::: Supplied material :::

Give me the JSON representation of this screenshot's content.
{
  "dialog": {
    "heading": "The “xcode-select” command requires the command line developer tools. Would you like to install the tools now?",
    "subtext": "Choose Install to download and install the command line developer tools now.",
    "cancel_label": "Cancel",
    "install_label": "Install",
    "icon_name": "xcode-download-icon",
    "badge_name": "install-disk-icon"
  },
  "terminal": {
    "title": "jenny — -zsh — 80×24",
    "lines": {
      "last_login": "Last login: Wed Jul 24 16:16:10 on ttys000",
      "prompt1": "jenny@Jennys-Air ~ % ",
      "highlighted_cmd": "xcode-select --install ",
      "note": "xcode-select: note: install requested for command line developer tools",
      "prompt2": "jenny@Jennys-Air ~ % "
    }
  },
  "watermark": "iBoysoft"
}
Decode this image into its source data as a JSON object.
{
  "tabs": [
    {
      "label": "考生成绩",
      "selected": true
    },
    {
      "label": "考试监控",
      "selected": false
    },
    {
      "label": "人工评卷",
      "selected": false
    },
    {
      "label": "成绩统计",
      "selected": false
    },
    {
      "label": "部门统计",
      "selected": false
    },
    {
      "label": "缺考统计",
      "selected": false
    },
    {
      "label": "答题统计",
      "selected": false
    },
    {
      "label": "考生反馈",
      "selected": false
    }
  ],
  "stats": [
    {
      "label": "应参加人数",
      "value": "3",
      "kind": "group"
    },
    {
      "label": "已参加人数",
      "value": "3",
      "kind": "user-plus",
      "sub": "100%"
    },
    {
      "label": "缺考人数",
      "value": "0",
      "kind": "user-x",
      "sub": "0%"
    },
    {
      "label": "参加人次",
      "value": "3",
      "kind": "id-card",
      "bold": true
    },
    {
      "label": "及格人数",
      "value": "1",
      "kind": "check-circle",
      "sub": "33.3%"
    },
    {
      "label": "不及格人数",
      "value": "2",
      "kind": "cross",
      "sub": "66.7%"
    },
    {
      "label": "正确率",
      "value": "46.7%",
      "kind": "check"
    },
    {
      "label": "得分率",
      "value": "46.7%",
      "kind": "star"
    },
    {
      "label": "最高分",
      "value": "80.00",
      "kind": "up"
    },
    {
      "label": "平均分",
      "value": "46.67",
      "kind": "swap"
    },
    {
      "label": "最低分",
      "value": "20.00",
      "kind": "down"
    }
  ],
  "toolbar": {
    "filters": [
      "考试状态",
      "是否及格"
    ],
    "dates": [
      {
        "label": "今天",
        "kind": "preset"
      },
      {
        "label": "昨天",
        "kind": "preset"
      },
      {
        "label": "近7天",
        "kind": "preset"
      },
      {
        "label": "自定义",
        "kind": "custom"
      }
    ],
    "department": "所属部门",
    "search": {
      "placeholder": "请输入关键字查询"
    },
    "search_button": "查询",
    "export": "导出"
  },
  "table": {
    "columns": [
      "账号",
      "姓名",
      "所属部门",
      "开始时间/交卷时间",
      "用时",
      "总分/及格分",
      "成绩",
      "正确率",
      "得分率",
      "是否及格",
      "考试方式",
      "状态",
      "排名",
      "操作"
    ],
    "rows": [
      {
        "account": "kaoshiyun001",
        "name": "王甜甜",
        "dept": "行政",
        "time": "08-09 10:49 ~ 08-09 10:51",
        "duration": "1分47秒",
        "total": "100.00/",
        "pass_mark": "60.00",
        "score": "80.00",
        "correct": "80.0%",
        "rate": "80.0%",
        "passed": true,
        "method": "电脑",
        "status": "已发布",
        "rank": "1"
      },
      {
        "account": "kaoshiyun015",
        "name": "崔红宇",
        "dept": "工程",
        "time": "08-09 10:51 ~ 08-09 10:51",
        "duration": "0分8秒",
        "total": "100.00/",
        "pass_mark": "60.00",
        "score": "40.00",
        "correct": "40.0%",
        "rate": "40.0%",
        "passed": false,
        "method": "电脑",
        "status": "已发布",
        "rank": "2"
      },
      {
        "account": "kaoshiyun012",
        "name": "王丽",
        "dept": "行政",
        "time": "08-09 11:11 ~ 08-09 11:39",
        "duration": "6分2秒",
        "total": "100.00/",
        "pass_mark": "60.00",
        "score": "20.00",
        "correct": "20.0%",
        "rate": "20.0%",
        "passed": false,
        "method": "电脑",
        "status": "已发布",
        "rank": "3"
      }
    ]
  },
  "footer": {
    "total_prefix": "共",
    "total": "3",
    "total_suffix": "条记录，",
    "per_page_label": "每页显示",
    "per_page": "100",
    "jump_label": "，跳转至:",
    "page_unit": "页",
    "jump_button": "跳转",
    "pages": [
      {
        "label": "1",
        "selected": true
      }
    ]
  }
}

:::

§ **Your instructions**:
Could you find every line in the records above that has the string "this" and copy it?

§ **Your solution**:
Give me the JSON representation of this screenshot's content.
Decode this image into its source data as a JSON object.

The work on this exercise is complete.